In terms of today, this would be like a pastor and an elder making a special effort to walking and ignore the wounded man. The Samaritan, who was not a true believer, out of some compassion deep within him, lived out the very thing Jesus preached. So who really had the Spirit of God living within themselves? Jesus commands us to love our neighbor.
The common view of a neighbor is one who lives close to you in a spatial neighborhood. In today’s world this is not necessarily the case. Many do not know even the name of the family who lives in the apartment down the hall, nor the couple living in the adjoining townhouse.
Using this definition of “neighbor” the lawyer in our sermon text was sure he was exempt from the law to love your neighbor. In the parable, Jesus gives a new understanding of a neighbor; he is one who is in need of your assistance given out of love.
The neighbor is one standing in need of help, It does not matter if he is Jew or Gentile, in the
house next door or in Rhodesia, black or white, Christian or Muslim or Buddhist. According to this understanding of a neighbor, the church has an obligation out of love to be concerned about social problems and to take social action. Indeed, a good neighbor is one who has compassion for hurt people.
This is highly significant for us, because so many church people want to restrict their help and their charity to their own church or to their own community. But that would not be in keeping with what Jesus is saying in this text. One year the mother of a needy family came to me and wanted to know if my church had a food pantry. I said no, but that there was a food pantry in Sealy, to which she replied that she was sure they wouldn’t give her any food because she lived in Wallis and not Sealy. I replied that if they were Christians it wouldn’t matter where you were from.
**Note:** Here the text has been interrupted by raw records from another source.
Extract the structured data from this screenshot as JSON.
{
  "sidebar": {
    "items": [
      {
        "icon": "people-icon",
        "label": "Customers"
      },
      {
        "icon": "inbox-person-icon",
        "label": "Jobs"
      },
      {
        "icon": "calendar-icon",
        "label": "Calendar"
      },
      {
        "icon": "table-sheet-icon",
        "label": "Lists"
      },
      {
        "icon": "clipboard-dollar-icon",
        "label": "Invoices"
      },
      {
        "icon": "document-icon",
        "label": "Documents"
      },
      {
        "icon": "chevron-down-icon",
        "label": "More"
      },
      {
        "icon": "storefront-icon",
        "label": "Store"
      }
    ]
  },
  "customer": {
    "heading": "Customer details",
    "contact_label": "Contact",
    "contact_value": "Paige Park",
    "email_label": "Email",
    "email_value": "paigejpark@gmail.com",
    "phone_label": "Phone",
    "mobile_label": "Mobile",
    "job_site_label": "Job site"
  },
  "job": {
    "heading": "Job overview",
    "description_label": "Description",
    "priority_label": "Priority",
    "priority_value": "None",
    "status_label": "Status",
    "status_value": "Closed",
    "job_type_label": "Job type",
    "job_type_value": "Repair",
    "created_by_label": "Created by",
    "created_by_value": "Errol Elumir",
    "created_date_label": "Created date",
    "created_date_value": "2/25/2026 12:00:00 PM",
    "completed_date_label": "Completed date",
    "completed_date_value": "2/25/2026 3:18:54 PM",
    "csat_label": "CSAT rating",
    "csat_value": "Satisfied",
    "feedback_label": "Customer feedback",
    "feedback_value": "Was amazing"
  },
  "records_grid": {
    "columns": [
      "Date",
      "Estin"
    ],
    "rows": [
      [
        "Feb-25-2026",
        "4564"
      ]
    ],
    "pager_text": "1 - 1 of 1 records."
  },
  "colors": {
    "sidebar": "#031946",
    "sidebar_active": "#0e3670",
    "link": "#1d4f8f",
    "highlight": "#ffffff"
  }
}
Of course, at the same time, I felt a deep sense of guilt that our church did not have a food pantry for needy families.
Pastor Clarke tells the story of a young woman and her three children who came to the food pantry of his church. She waited at the door for a long time, letting all the other needy people go ahead of her. Finally, when everyone else had gotten their food, she and her three little daughters came forward; it was obvious that she was very embarrassed to be in the situation of begging for food. The cheerful helpers at the food pantry were very loving and kind and gathered together three or four bags of food for her, treating the woman and her children like family. They tried to find some of the little girls’ favorite foods.
When the woman and her children started to leave, the mother paused, looked back, a tear running down her cheek and said, “You…you… people here are like Jesus. I always knew that He was real, but nobody ever showed Him to me before today.”
Who is the needy Samaritan in your life? The painter Rothenstein once said, “It is in the atmosphere of poetry and among men of large vision and magnanimous natures that I have been most happy and comfortable. How delightful is the company of generous people, who overlook trifles and keep their minds instinctively fixed on whatever is good and positive in the world about them.
“People of small caliber are always carping. They are bent on showing their own superiority, their knowledge or their prowess or good breeding. But magnanimous people have no vanity, they have no jealousy, they have no reserves, and they feed on the true and the solid wherever they find it. And what is more, they find it everywhere.” Amen.